Noelle McCarthy writes that Auckland wants your money, honey, but where's the love? Our capital knows how to express itself.
I went to Wellington over Easter. You'll be wanting to know how it's getting on. Here's a progress report: Wellington is still cooler than Auckland. Auckland doesn't care.
We're all too famous and loaded up here to give a toss what they're doing in the capital. It's been that way since I got here, if you believe what you read in the papers, at least.
The rivalry between us and Wellington is mostly a lot of old hat, I know. The shorthand that writes off Wellington as smug and pretentious and derides Auckland as vulgar and venal is a media construction, a predictable competition between two metropolitan centres on the same sheet of Pacific rock, but it's impossible to go from one to another without experiencing the difference in sensibility between the two.
With apologies to L.P. Hartley, Wellington is another country, they do things differently there. I've believed this for a long time, and I got what I thought was proof of it my first night there. I jumped into a taxi by the Beehive and the radio was tuned to a late session in the House.
"Gosh, I'm really not in Kansas anymore", I thought, thrilled with myself for picking such a politically engaged taxi driver. He turned up the volume and I congratulated myself even more.
You wouldn't get Auckland taxi drivers tuning into Parliament, they're all up there listening to Lovesongs 'Til Midnight and right-wing talkback.
How wonderful Wellington is! I'm so glad I came! "Do you listen to this every night?" I asked him, ready for a full and frank discussion of the pros and cons of the parliamentary process.
"Yes, so I can hear when they finish up and get a fare," he said. He didn't tell me off for being a patronising bint, but he should have.
Cab drivers are cab drivers the world over, but there are many things that are done differently in Wellington.
Haircuts, for one thing. It's universally acknowledged that women who live in Wellington have terrible hair. Women who move to Wellington from somewhere else have especially bad hair.
They get down there, and the wind maddens them, and they get tired of trying to do their business in a Force 5 gale, and so they cut it all off, and they style it into a short sharp bob, regardless of the fact that throughout history, the short sharp bob has been proven to suit precisely two New Zealand women - Katherine Mansfield, and Rosemary McLeod.
Katherine and Rosemary aside, it's a look that is best left to women who are either teenaged or French, or preferably both. On the women of Wellington, the effect of the short sharp bob is less Josephine Baker, more prisoner cell block H.
And yet they press on gamely with their bobs, compounding the offence usually, with resin jewellery and sensible shoes. The men of Wellington, by contrast seem to be luxuriating in ever-more elaborate coifs. This must be a new thing, I didn't notice it the last time I was there.

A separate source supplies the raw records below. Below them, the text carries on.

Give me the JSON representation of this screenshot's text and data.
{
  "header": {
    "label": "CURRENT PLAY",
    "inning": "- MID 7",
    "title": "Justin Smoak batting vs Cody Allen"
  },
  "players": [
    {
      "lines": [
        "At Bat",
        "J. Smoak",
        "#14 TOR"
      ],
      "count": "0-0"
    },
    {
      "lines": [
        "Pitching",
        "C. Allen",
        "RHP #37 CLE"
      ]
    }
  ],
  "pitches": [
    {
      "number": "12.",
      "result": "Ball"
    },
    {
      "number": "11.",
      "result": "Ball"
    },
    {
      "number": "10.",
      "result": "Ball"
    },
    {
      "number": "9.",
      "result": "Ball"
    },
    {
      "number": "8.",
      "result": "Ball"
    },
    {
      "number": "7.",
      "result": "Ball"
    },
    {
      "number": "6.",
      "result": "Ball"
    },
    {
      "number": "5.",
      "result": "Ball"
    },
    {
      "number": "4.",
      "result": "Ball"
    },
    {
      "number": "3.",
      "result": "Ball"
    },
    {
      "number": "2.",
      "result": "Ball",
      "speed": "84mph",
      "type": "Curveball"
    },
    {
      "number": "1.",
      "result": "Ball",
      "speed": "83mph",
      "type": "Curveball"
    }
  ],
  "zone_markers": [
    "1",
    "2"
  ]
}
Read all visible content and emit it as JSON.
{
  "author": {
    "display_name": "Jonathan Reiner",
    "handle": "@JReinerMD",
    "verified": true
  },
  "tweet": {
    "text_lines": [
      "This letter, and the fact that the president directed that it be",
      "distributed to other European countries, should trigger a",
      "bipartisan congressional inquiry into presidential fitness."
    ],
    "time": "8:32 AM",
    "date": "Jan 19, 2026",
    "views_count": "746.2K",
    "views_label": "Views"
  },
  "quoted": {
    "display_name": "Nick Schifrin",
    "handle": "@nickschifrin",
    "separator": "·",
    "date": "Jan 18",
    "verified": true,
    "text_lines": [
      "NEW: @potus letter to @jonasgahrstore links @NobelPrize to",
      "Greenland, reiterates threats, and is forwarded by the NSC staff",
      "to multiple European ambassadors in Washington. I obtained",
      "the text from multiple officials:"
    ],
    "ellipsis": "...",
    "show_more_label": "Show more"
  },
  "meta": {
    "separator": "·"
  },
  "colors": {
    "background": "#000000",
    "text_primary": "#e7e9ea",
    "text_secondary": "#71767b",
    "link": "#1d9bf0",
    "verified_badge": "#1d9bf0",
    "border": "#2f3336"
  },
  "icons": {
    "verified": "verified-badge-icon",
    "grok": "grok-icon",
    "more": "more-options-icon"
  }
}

The manes on display in the Matterhorn restaurant would have kindled the envy of Madame de Pompadour, and facial hair is on the rise as well. There'll always be the whiff of the travelling circus around such blokes, but, more power to them I say, a full head of hair does it for me.
Unfortunately, most of the male population of Wellington seems to be in the same band, so flirting can be a fairly boring pastime, unless you like Fly My Pretties, in which case you deserve all you get. Shallow sartorial differences aside though, Wellington distinguishes itself on a deeper level. I went to see an exhibition in the City Gallery that moved me to tears.
The only thing that makes me cry in Auckland is the other people who live here.
I walked along the waterfront with the seagulls, and the silly public art and the wonderful poem etched in the walls; "it's true you can't live here by chance, you have to do and be, not simply watch or describe. This is the city of action, the world headquarters of the verb", and I thought about how easy Wellington makes it all look. A glorious promenade, rolled out as easily as a ribbon, inviting me, you, whoever to come and take a walk.
There's none of that in our flashy, trashy Viaduct. Auckland wants your money, honey, but where is the love? I sat in bars and cafes late at night, talking politics and newspapers with journalists and flunkies and policy wonks. There was even mention of Chomsky at one point.
We lost the run of ourselves, I know. But that's what you do in Wellington, isn't it? You get amongst it. You talk, you walk, you get along, you imbibe all that's on offer of city life.
That relentless spirit of joiner-ism might grate up here in Auckland, where an expression of enthusiasm is the ultimate social faux pas, and we're all over it before it's even begun, but there's no shame in being part of something in Wellington. I like that. I could almost live there, if it wasn't for the hair.